Using the “band-aid” surgery techniques, the surgeon wraps a soft hollow tube around the stomach. The tube is filled with saline, and a small stomach pouch is formed above the inflated tube. Stomach contents can then pass through a small opening at the base of the pouch, and travel normally through the gastrointestinal tract. The amount of saline inside the tube can be changed easily using a needle placed into a port just under the skin of the abdomen.
The whole procedure is done laparoscopically and leaves only 3-5 tiny scars on the abdomen.
The vagus nerve is the most important nerve controlling the normal activity of the internal organs. It’s been known for years that cutting the vagus nerve branches to the stomach can cause weight loss since the impulses that signal hunger to the brain are no longer available. Physically cutting the nerve requires surgery, and the nerve pathways often find a way to regenerate afterward, making the procedure less effective in the long run.
The VBLOC system uses high-frequency electrical impulses to block the vagus nerves. Small electrodes implanted at the two stomach branches of the nerve, and impulses are sent through a small rechargeable regulator – much like a heart pacemaker – inserted under the skin. The whole procedure is done laparoscopically and leaves only 3-5 tiny scars on the abdomen, as in most other laparoscopic surgeries.
There are similar procedures available. As noted before, the type of procedure will depend upon your individual needs and discussion with your surgeon. In combination with proper diet and exercise, bariatric surgery can be a viable way to reduce the health risks associated with significant obesity.
VCU Medical Center at Stony Point
9000 Stony Point Parkway
Richmond, Virginia 23235
Phone: (804) 828-9331
Ambulatory Care Center
417 North 11th Street, 3rd Floor
Richmond, Virginia 23219
Phone: (804) 828-8000
Fax: (804) 827-0670
MCV Department of Surgery at Forest Avenue
7301 Forest Avenue
Richmond, Virginia 23226
Phone: (804) 828-8000

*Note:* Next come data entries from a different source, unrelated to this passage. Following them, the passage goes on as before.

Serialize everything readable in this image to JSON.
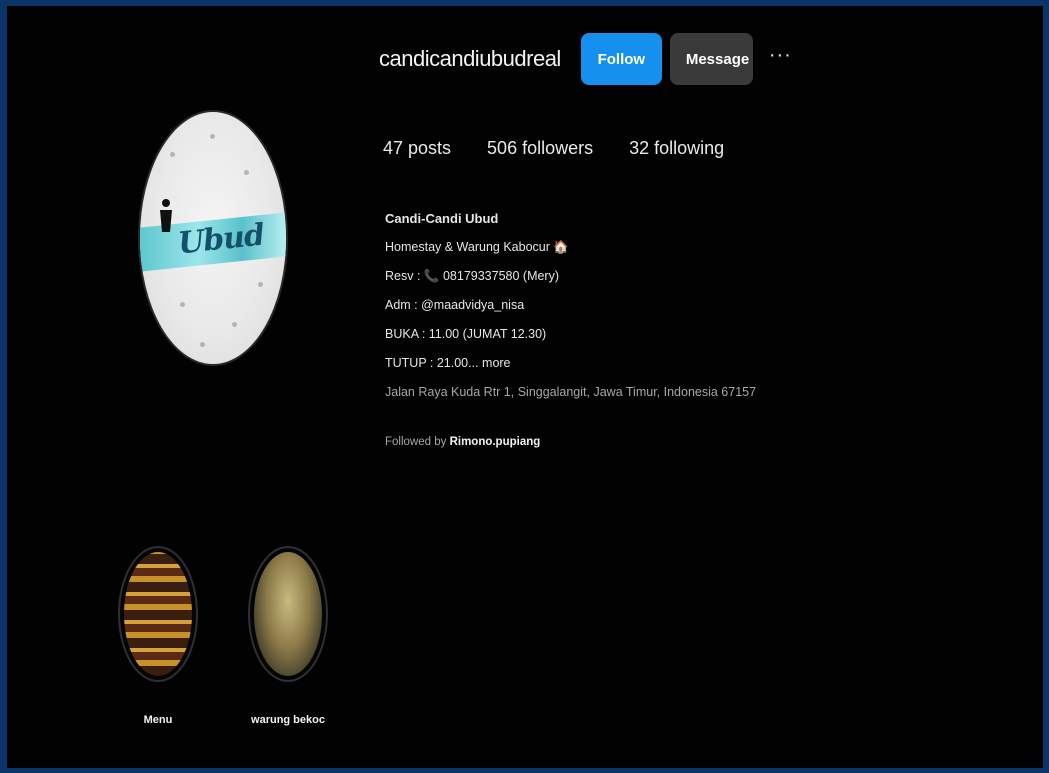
{
  "profile": {
    "username": "candicandiubudreal",
    "follow_label": "Follow",
    "message_label": "Message",
    "more_label": "···",
    "stats": {
      "posts": "47 posts",
      "followers": "506 followers",
      "following": "32 following"
    },
    "bio": {
      "name": "Candi-Candi Ubud",
      "line1": "Homestay & Warung Kabocur 🏠",
      "line2_prefix": "Resv : ",
      "line2_phone": "📞",
      "line2_rest": " 08179337580 (Mery)",
      "line3": "Adm : @maadvidya_nisa",
      "line4": "BUKA : 11.00 (JUMAT 12.30)",
      "line5": "TUTUP : 21.00... more",
      "address": "Jalan Raya Kuda Rtr 1, Singgalangit, Jawa Timur, Indonesia 67157"
    },
    "followed_by_prefix": "Followed by ",
    "followed_by_name": "Rimono.pupiang",
    "avatar_script_text": "Ubud"
  },
  "highlights": [
    {
      "label": "Menu",
      "icon": "menu-highlight-thumbnail"
    },
    {
      "label": "warung bekoc",
      "icon": "warung-highlight-thumbnail"
    }
  ],
  "colors": {
    "page_border": "#0b3468",
    "background": "#020202",
    "follow_button": "#1690ee",
    "message_button": "#3a3a3a",
    "phone_icon": "#e0314a"
  }
}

This web site is for informational purposes only and is not intended to furnish medical advice to anyone.
Any diagnosis, treatment or care of a patient should be discussed with a physician.